Then stepping through the elements and deciding if they fit the piece or not, if you used the element well or not, is how you develop your eye. After you do it, it starts to feel more natural and less formal. I used a list I made to step through the elements for a long time when I was evaluating my work. Even journaling about it and keeping a log is helpful. Making notes on what you want to do differently next time or things you want to try again or expand on. I’ve done this journaling a few times and need to implement it into my regular practice because I think it provides much needed perspective and adds depth to my work.
Separating you from what you make
I touched on this above in a couple of places. But it is important to really foreground it.
You are NOT what you make.
Is there some heart and soul in your work? Of course there is! Do you love it? Maybe, maybe not. But the thing you made is not you. You are valuable and whole just as you are, whether you make or not. So if someone criticizes something you made for whatever reason, that doesn’t mean they are also rejecting you personally.

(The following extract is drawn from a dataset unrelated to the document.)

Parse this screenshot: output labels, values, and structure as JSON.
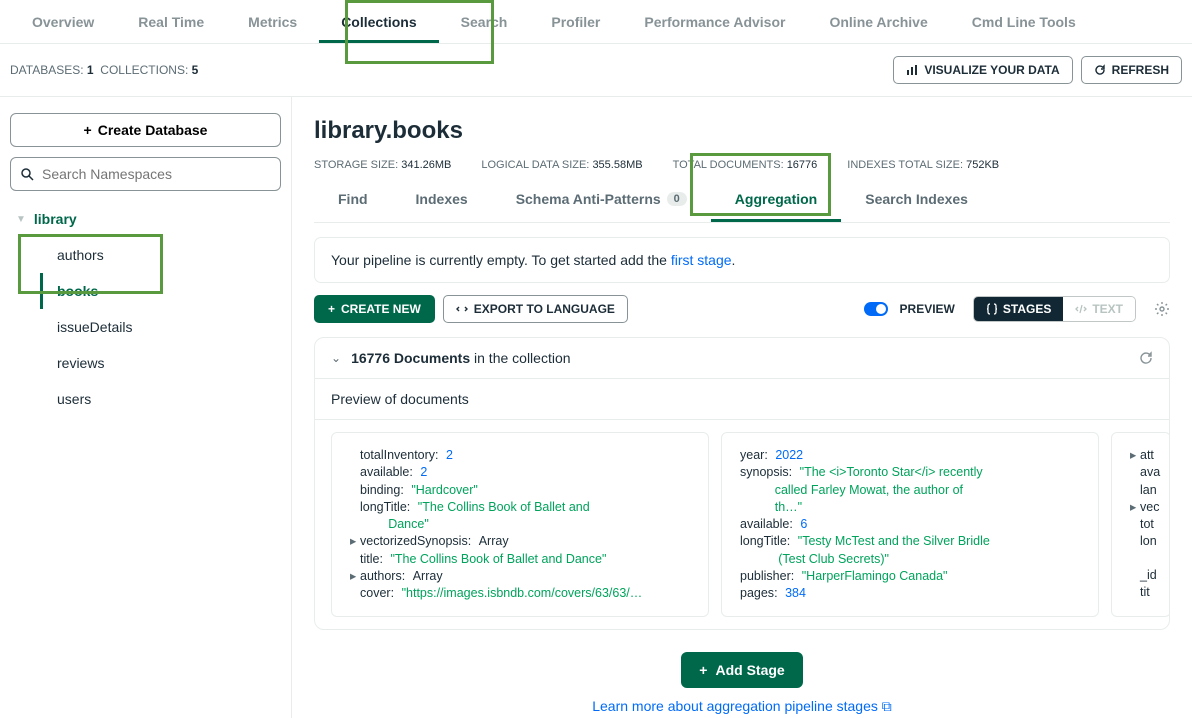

You might have to practice this motto for a while so you can begin to be less precious with your pieces. I absolutely love what I’m working on in the moment. But once I start finishing it up, I start thinking about the next piece I’m going to work on and that starts the disconnection with the piece for me. I’ve been making long enough to know that this is just one piece in a long line of pieces. Some will be good, some won’t, but I can ALWAYS make more. I think the knowledge of there is more to be made helps that disconnect too.
My mom asks me all the time how I can bear to sell my work. I just smile and say there is more to be made. The experience of the making is what is precious to me, not the finished piece.
I grew up hearing you had to have a tough skin to take criticism. That artists needed to be tough because the world is hateful. And while it is true that people will sometimes say unkind things, it is not the always, everywhere I grew up hearing about.
I’m a part of several online and local art communities that are open and supportive and willing to embrace me right where I am as an artist. I am a huge believer in that there is room at the table for all of us. If your experience with an artist community is one of pettiness and scarcity, GET OUT. Life is too short for that kind of negativity.
While as artists we often work alone, you don’t have to be lonely in creating your life as an artist. Find a community that will support you. There will likely be space there for critiques with kindness as well as support for the journey.
What are your questions?
Hopefully you’ve read the past few How to Create an Art Practice posts. What’s coming up for you? Are you feeling energized to start or are you sagging in the middle? Do you have questions that you are hoping I’ll answer in this series? Send me an email and let me know what you are looking for or wondering about.